Kitamura Takashi Kutani Zogan Kogo

Potter: Kitamura Takashi (1946-)

Approximate size: W2.4″ by H0.9″ or 6.1 by 2.2 cm

This cute kogo or incense container was by the famous Kutani artist Kitamura Takashi (1946-). Kitamura Takashi works in all the styles Kutani ware is known for. Here white and blue are inlaid in the form of birds and waves on the lid. This motif was also the subject of several famous works by ukiyo-e master Hokusai.

Kutani ware is a style of Japanese porcelain traditionally supposed to be from Kutani, currently a part of Kaga province which is a part of Ishikawa prefecture located on Honshu island. It is divided into two phases: ko-Kutani or old Kutani), from the 17th and early 18th centuries and Saikō-Kutani from the revived production in the 19th century. The more prestigious Ko-Kutani wares are recognized by scholars to be a complex and much misrepresented group, very often not from Kutani at all.

Kitamura Takashi was born in Komatsu which lies in Ishikawa prefecture. He became determined to go into potting and while still young he apprenticed himself to master potter Asakura Isokichi. Eventually this lead him to go independent with great success, being was selected for the Japan Fine Arts Exhibition and the Modern Fine Arts of Japan exhibition. He’s a member of the Fine Art Association of Japan and is active in multiple fields aside from modern Kutani pottery, such as the production of ko-Kutani and painting in Kosho Shimizu’s style.

Kutani ware, especially in the ko-Kutani period, is marked by vivid dark colours that epitomize lavish aesthetics. It is theorized but unproven; that the long, harsh and grey winters of the Hokuriku region led to a desire among people living there for ceramic ware to show strong and bold uplifting colours. The classical five colours style is known as gosai-de (五彩手), which includes green, blue, yellow, purple and red. The designs are bold and normally depict landscapes, the beauty of nature, people and cover most of the surface of each piece.

Kutani ware is a traditional handcrafts designated by the Ministry of Economics, Trade & Industry and with a history of over 360 years it is one of the famous porcelains representing Japan!

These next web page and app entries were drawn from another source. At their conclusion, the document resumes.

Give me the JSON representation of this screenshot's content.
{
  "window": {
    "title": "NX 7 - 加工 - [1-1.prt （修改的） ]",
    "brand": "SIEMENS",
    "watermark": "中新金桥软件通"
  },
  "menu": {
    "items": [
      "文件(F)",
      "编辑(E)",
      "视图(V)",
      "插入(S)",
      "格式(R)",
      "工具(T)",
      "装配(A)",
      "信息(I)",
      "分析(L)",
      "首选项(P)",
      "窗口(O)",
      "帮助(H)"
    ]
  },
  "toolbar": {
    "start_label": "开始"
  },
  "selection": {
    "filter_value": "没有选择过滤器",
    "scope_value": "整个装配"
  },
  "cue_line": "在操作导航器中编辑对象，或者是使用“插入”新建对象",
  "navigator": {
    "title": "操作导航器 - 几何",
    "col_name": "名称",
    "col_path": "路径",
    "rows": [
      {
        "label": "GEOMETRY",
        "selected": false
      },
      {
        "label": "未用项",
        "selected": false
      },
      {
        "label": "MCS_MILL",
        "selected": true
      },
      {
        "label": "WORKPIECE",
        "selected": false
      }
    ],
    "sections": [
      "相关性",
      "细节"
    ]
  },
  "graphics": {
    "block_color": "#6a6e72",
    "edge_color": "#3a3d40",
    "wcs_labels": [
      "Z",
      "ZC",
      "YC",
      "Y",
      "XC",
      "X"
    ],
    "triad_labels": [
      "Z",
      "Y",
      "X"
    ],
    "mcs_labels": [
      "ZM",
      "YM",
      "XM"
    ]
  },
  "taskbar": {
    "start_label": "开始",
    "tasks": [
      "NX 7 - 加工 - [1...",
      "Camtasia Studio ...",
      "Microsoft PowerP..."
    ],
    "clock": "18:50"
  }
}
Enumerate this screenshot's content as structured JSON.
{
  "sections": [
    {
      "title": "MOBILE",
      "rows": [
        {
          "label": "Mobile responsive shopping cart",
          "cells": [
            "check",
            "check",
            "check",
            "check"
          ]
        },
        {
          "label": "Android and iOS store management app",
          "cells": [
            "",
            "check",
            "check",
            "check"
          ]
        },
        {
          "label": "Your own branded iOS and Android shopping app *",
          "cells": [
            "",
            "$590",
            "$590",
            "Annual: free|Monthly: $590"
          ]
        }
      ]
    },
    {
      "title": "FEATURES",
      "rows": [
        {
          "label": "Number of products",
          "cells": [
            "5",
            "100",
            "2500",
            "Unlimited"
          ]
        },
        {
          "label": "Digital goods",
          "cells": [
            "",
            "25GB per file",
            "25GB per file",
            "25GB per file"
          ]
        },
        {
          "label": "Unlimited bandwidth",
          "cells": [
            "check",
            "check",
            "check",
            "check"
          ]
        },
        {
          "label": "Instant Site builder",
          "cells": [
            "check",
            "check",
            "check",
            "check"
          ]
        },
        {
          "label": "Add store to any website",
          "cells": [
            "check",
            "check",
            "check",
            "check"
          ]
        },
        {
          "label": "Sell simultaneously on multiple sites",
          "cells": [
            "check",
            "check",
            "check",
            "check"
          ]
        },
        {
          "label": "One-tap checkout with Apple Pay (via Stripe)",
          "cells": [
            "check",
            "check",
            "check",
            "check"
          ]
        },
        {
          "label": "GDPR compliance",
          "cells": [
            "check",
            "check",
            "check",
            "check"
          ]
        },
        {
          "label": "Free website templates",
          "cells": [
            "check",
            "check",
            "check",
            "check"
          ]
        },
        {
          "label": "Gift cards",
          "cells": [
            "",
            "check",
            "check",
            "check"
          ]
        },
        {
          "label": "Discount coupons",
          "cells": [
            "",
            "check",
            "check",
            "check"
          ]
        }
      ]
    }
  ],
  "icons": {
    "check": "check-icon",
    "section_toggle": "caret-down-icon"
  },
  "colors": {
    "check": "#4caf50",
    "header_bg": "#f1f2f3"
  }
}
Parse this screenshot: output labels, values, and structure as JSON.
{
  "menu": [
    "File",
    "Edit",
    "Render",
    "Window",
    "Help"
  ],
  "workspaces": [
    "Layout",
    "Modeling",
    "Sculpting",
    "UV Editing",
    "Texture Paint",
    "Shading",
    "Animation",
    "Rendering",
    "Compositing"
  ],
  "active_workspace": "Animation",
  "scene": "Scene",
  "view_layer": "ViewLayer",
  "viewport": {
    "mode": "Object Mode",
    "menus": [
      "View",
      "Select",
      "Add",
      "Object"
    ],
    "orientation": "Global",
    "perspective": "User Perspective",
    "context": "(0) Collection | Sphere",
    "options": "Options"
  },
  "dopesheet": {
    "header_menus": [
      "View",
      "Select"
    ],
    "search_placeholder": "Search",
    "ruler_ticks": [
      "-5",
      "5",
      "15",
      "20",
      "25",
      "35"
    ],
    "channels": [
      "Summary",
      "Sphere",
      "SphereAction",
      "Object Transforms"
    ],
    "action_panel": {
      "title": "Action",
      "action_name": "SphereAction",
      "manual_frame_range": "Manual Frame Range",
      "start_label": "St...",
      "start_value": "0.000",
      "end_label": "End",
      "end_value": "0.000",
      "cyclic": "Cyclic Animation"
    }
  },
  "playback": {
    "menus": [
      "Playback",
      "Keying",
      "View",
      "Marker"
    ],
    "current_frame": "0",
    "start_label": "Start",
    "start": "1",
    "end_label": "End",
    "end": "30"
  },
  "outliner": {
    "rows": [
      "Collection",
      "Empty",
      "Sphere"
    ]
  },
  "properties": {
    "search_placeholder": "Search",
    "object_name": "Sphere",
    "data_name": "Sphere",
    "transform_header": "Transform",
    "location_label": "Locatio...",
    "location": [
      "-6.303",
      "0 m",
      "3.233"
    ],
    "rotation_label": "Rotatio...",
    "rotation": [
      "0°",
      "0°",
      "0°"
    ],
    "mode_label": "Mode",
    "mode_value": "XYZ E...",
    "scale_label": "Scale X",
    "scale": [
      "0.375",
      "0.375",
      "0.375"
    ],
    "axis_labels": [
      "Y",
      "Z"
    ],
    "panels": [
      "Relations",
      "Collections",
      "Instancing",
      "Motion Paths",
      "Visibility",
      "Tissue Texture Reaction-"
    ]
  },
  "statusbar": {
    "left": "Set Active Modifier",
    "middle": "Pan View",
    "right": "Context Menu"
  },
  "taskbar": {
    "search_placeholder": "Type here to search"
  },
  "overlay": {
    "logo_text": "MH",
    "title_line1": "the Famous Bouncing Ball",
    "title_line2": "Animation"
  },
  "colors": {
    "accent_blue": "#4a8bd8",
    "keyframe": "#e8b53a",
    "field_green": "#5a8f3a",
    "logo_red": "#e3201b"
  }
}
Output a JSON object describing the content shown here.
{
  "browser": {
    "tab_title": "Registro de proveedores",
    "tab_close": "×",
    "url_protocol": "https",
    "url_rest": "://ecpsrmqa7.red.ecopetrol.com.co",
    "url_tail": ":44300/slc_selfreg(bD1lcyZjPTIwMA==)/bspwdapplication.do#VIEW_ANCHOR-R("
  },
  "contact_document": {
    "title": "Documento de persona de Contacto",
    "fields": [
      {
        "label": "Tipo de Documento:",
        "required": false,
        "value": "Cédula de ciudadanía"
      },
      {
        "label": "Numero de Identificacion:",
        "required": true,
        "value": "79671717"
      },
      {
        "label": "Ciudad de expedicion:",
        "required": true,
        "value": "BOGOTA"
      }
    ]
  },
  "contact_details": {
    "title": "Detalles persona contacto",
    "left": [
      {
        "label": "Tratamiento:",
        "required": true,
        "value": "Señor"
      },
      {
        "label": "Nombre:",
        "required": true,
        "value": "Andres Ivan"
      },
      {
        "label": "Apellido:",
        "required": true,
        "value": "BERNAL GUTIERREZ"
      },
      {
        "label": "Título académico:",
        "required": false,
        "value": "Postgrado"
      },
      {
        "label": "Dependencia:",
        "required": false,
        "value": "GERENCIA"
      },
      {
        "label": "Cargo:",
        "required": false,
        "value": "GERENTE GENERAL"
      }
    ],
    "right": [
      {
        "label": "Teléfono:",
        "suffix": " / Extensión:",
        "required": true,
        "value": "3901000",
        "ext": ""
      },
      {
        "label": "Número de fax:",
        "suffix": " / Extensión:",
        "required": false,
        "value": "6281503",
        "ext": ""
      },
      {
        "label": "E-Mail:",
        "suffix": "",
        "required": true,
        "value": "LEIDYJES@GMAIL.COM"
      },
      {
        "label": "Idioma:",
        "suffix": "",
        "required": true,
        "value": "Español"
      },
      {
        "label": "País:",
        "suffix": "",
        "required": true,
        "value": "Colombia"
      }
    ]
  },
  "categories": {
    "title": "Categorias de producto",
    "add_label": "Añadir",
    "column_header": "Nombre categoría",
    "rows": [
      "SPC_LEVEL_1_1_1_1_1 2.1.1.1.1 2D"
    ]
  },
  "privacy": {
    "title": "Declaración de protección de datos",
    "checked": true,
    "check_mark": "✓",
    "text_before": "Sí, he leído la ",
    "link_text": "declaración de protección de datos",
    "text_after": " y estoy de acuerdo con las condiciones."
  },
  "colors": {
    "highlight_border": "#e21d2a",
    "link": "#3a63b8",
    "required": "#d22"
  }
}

This kogo bears the potters mark on the bottom and is in mint condition without chips or cracks. Comes with the original quality paulownia tomobako or storage box with kiln stamp, the potter’s seal and calligraphy on either side of the lid.

€150 + shipping cost

Kutani production was located around Arita, the wares are now sometimes grouped with Imari ware (thrown in as correct or incorrect “ko-Kutani type”), or the wider groupings of Arita ware or Hizen ware.